ATLANTA - 12/19/2011
Earlier in the month, author and political commentator Peter Schweizer visited the Heritage Foundation in Washington, D.C. to discuss his new book "Throw Them All Out", a critique of crony capitalism on capitol hill.
"This [crony capitalism] is the most profound issue that we face in America in the 21st century," Schweizer told the small gathering.
As an example of some of the ethical issues present in American business politics, Mr. Schweizer used the IPO. Initial Public Offerings, or IPO's, are little more than legal bribery when offered to members of Congress while in session, according to Schweizer.
Think of it this way...If I was to approach a Congressperson with an undisclosed amount of money and ask for a particular political favor, the ethical ambiguity becomes quite clear.
On the other hand, if I was to tell a Congressperson that "Hey, my company's going public on such and such date, you can buy the stock at a discounted rate now and then sell it at profit on that date. All you have to do is write this (or vote against this) bit of legislation...," the waters become somewhat murkier.
This is in essence insider trading, but all perfectly legal in terms of US Congressional business transactions.
House Speaker Nancy Pelosi is suspected to have engaged in this type of "legal graft". Pelosi was given access to 5,000 shares of VISA's IPO, valued initially at $44/share.
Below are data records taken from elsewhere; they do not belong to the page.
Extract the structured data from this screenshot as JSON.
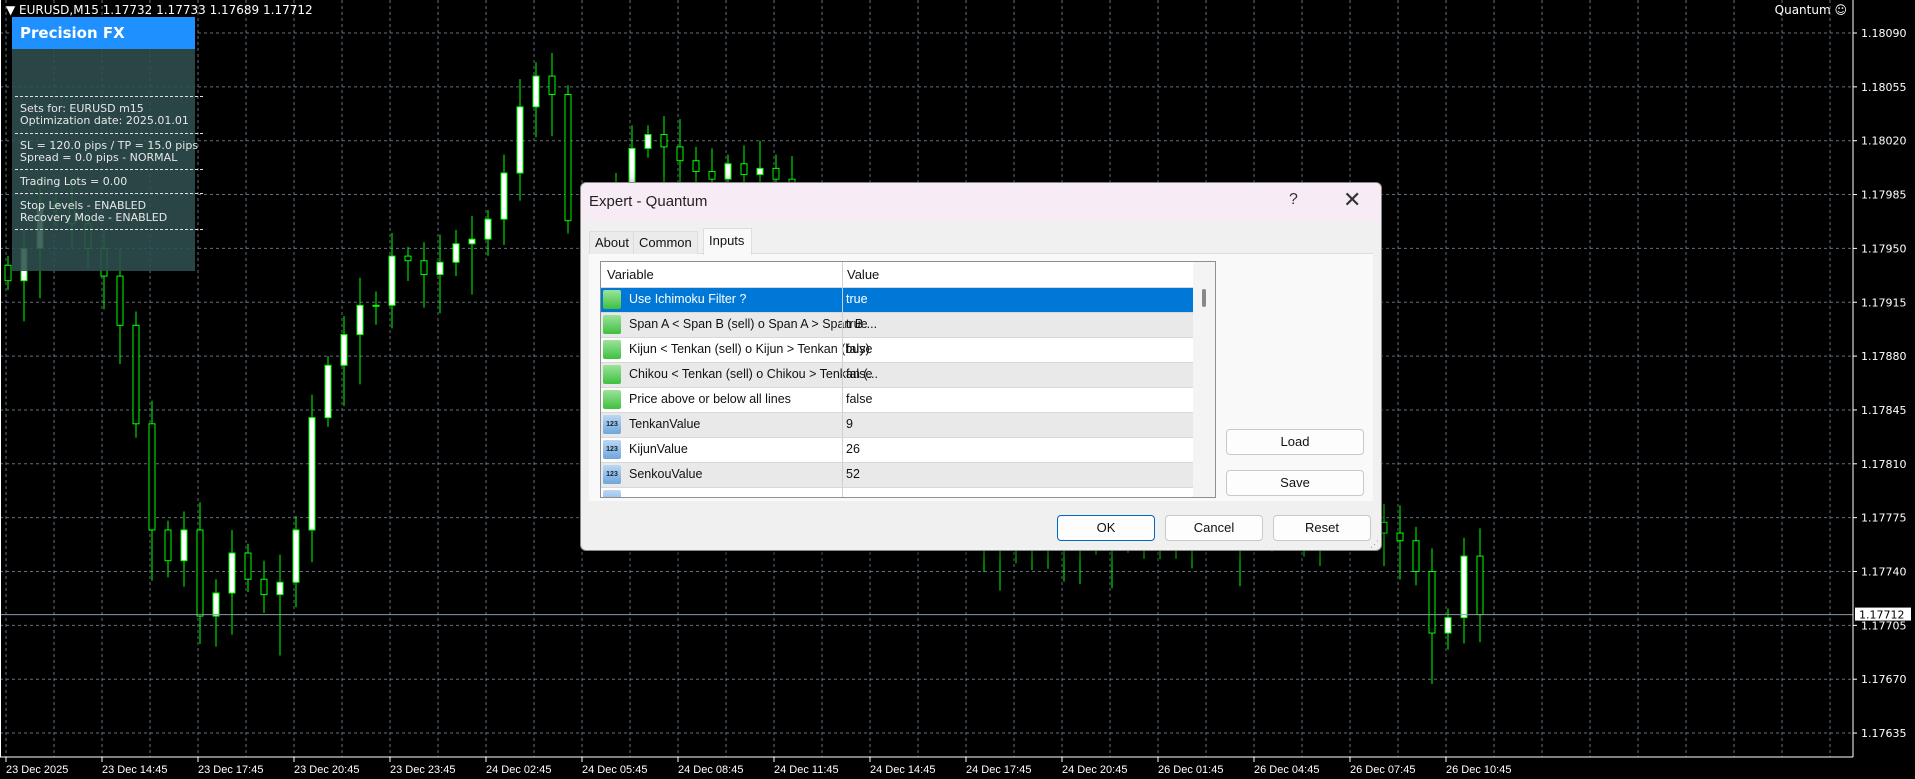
{
  "chart_header": {
    "symbol_line": "EURUSD,M15",
    "open": "1.17732",
    "high": "1.17733",
    "low": "1.17689",
    "close": "1.17712",
    "ea_name": "Quantum",
    "ea_icon": "smiley-icon"
  },
  "info_panel": {
    "title": "Precision FX",
    "lines": [
      "Sets for: EURUSD m15",
      "Optimization date: 2025.01.01",
      "SL = 120.0 pips / TP = 15.0 pips",
      "Spread = 0.0 pips - NORMAL",
      "Trading Lots = 0.00",
      "Stop Levels - ENABLED",
      "Recovery Mode - ENABLED"
    ],
    "title_color": "#1e90ff"
  },
  "dialog": {
    "title": "Expert - Quantum",
    "help": "?",
    "close": "✕",
    "tabs": [
      {
        "label": "About"
      },
      {
        "label": "Common"
      },
      {
        "label": "Inputs",
        "active": true
      }
    ],
    "columns": {
      "variable": "Variable",
      "value": "Value"
    },
    "rows": [
      {
        "icon": "bool",
        "variable": "Use Ichimoku Filter ?",
        "value": "true",
        "selected": true
      },
      {
        "icon": "bool",
        "variable": "Span A < Span B (sell) o Span A > Span B ...",
        "value": "true"
      },
      {
        "icon": "bool",
        "variable": "Kijun < Tenkan (sell) o Kijun > Tenkan (buy)",
        "value": "false"
      },
      {
        "icon": "bool",
        "variable": "Chikou < Tenkan (sell) o Chikou > Tenkan (...",
        "value": "false"
      },
      {
        "icon": "bool",
        "variable": "Price above or below all lines",
        "value": "false"
      },
      {
        "icon": "int",
        "variable": "TenkanValue",
        "value": "9"
      },
      {
        "icon": "int",
        "variable": "KijunValue",
        "value": "26"
      },
      {
        "icon": "int",
        "variable": "SenkouValue",
        "value": "52"
      }
    ],
    "int_icon_text": "123",
    "buttons": {
      "load": "Load",
      "save": "Save",
      "ok": "OK",
      "cancel": "Cancel",
      "reset": "Reset"
    }
  },
  "chart_data": {
    "type": "candlestick",
    "symbol": "EURUSD",
    "timeframe": "M15",
    "y_ticks": [
      "1.18090",
      "1.18055",
      "1.18020",
      "1.17985",
      "1.17950",
      "1.17915",
      "1.17880",
      "1.17845",
      "1.17810",
      "1.17775",
      "1.17740",
      "1.17705",
      "1.17670",
      "1.17635"
    ],
    "x_ticks": [
      "23 Dec 2025",
      "23 Dec 14:45",
      "23 Dec 17:45",
      "23 Dec 20:45",
      "23 Dec 23:45",
      "24 Dec 02:45",
      "24 Dec 05:45",
      "24 Dec 08:45",
      "24 Dec 11:45",
      "24 Dec 14:45",
      "24 Dec 17:45",
      "24 Dec 20:45",
      "26 Dec 01:45",
      "26 Dec 04:45",
      "26 Dec 07:45",
      "26 Dec 10:45"
    ],
    "ylim": [
      1.17617,
      1.1811
    ],
    "current_price": "1.17712",
    "grid": true,
    "colors": {
      "background": "#000000",
      "candle": "#00ff00",
      "bull_body": "#ffffff",
      "bear_body": "#000000",
      "grid": "#5f7080"
    },
    "approx_closes": [
      1.17929,
      1.1795,
      1.17977,
      1.17978,
      1.17966,
      1.1795,
      1.17932,
      1.179,
      1.17836,
      1.17767,
      1.17747,
      1.17767,
      1.17711,
      1.17726,
      1.17752,
      1.17735,
      1.17725,
      1.17733,
      1.17767,
      1.1784,
      1.17874,
      1.17894,
      1.17913,
      1.17913,
      1.17945,
      1.17942,
      1.17933,
      1.17941,
      1.17953,
      1.17956,
      1.17969,
      1.17999,
      1.18042,
      1.18062,
      1.1805,
      1.17968,
      1.1791,
      1.1796,
      1.1799,
      1.18015,
      1.18024,
      1.18016,
      1.18007,
      1.18,
      1.17995,
      1.18005,
      1.17998,
      1.18002,
      1.17995,
      1.1798,
      1.17965,
      1.17948,
      1.17935,
      1.17922,
      1.17905,
      1.1788,
      1.1785,
      1.17825,
      1.17805,
      1.1779,
      1.17775,
      1.17766,
      1.1776,
      1.17758,
      1.17756,
      1.17755,
      1.17757,
      1.1776,
      1.17762,
      1.17763,
      1.17765,
      1.17766,
      1.17768,
      1.17769,
      1.1777,
      1.17771,
      1.1777,
      1.17772,
      1.17774,
      1.17776,
      1.17778,
      1.17776,
      1.17779,
      1.17777,
      1.17778,
      1.17772,
      1.17765,
      1.1776,
      1.1774,
      1.177,
      1.1771,
      1.1775,
      1.17712
    ]
  }
}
When VISA went public, the shares jumped to $66/share. Pelosi netted $100,000 in one day.
In exchange for this, Schweizer speculates that Pelosi blocked Credit Card Reform legislation for the next 2 years.
Benjamin Burton Jr. 12/19/2011
Watch Video of the discussion here: